Data records for software interfaces
=== Section Start ===

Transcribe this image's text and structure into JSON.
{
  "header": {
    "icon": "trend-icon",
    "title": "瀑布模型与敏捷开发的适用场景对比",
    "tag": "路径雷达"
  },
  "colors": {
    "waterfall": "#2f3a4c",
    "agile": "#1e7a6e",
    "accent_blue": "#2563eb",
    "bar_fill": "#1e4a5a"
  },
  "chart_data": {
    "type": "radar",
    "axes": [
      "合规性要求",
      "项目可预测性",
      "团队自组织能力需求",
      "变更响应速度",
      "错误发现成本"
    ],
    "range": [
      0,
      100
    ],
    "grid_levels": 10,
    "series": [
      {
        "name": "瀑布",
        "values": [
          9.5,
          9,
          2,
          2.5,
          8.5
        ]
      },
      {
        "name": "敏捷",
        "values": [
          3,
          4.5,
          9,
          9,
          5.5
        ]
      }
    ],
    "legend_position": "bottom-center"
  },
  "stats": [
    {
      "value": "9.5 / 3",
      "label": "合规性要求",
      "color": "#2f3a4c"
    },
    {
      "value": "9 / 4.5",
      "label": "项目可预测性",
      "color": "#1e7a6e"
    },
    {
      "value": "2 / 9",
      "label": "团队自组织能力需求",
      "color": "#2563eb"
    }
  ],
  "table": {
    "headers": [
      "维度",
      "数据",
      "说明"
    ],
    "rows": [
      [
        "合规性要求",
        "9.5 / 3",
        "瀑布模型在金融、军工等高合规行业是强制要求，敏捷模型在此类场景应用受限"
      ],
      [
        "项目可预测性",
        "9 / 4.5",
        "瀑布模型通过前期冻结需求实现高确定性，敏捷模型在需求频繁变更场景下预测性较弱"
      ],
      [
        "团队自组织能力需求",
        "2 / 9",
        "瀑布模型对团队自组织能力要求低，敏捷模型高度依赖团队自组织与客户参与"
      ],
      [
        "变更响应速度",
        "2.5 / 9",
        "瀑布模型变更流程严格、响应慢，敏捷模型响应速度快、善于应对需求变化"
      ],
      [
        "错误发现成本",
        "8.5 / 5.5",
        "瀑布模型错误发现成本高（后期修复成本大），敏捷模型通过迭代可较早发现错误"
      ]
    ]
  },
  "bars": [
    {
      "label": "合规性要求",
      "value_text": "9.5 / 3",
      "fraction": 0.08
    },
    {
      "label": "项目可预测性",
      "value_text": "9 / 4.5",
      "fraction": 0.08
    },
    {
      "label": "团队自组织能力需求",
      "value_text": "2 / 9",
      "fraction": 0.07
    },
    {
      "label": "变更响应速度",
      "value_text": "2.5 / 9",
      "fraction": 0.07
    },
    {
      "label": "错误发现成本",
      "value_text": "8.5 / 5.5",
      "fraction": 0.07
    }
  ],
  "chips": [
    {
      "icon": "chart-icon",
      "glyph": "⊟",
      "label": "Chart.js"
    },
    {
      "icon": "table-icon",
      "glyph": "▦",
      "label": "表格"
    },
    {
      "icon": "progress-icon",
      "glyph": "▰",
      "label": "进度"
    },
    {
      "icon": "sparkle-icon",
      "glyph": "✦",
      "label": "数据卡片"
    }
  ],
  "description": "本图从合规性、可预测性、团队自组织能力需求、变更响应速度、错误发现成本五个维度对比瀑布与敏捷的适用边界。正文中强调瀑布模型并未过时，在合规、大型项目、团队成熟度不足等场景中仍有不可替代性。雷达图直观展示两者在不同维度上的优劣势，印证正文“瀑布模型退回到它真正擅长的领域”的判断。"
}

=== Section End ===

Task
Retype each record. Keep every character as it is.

Answer space
Transcribe this image's text and structure into JSON.
{
  "header": {
    "icon": "trend-icon",
    "title": "瀑布模型与敏捷开发的适用场景对比",
    "tag": "路径雷达"
  },
  "colors": {
    "waterfall": "#2f3a4c",
    "agile": "#1e7a6e",
    "accent_blue": "#2563eb",
    "bar_fill": "#1e4a5a"
  },
  "chart_data": {
    "type": "radar",
    "axes": [
      "合规性要求",
      "项目可预测性",
      "团队自组织能力需求",
      "变更响应速度",
      "错误发现成本"
    ],
    "range": [
      0,
      100
    ],
    "grid_levels": 10,
    "series": [
      {
        "name": "瀑布",
        "values": [
          9.5,
          9,
          2,
          2.5,
          8.5
        ]
      },
      {
        "name": "敏捷",
        "values": [
          3,
          4.5,
          9,
          9,
          5.5
        ]
      }
    ],
    "legend_position": "bottom-center"
  },
  "stats": [
    {
      "value": "9.5 / 3",
      "label": "合规性要求",
      "color": "#2f3a4c"
    },
    {
      "value": "9 / 4.5",
      "label": "项目可预测性",
      "color": "#1e7a6e"
    },
    {
      "value": "2 / 9",
      "label": "团队自组织能力需求",
      "color": "#2563eb"
    }
  ],
  "table": {
    "headers": [
      "维度",
      "数据",
      "说明"
    ],
    "rows": [
      [
        "合规性要求",
        "9.5 / 3",
        "瀑布模型在金融、军工等高合规行业是强制要求，敏捷模型在此类场景应用受限"
      ],
      [
        "项目可预测性",
        "9 / 4.5",
        "瀑布模型通过前期冻结需求实现高确定性，敏捷模型在需求频繁变更场景下预测性较弱"
      ],
      [
        "团队自组织能力需求",
        "2 / 9",
        "瀑布模型对团队自组织能力要求低，敏捷模型高度依赖团队自组织与客户参与"
      ],
      [
        "变更响应速度",
        "2.5 / 9",
        "瀑布模型变更流程严格、响应慢，敏捷模型响应速度快、善于应对需求变化"
      ],
      [
        "错误发现成本",
        "8.5 / 5.5",
        "瀑布模型错误发现成本高（后期修复成本大），敏捷模型通过迭代可较早发现错误"
      ]
    ]
  },
  "bars": [
    {
      "label": "合规性要求",
      "value_text": "9.5 / 3",
      "fraction": 0.08
    },
    {
      "label": "项目可预测性",
      "value_text": "9 / 4.5",
      "fraction": 0.08
    },
    {
      "label": "团队自组织能力需求",
      "value_text": "2 / 9",
      "fraction": 0.07
    },
    {
      "label": "变更响应速度",
      "value_text": "2.5 / 9",
      "fraction": 0.07
    },
    {
      "label": "错误发现成本",
      "value_text": "8.5 / 5.5",
      "fraction": 0.07
    }
  ],
  "chips": [
    {
      "icon": "chart-icon",
      "glyph": "⊟",
      "label": "Chart.js"
    },
    {
      "icon": "table-icon",
      "glyph": "▦",
      "label": "表格"
    },
    {
      "icon": "progress-icon",
      "glyph": "▰",
      "label": "进度"
    },
    {
      "icon": "sparkle-icon",
      "glyph": "✦",
      "label": "数据卡片"
    }
  ],
  "description": "本图从合规性、可预测性、团队自组织能力需求、变更响应速度、错误发现成本五个维度对比瀑布与敏捷的适用边界。正文中强调瀑布模型并未过时，在合规、大型项目、团队成熟度不足等场景中仍有不可替代性。雷达图直观展示两者在不同维度上的优劣势，印证正文“瀑布模型退回到它真正擅长的领域”的判断。"
}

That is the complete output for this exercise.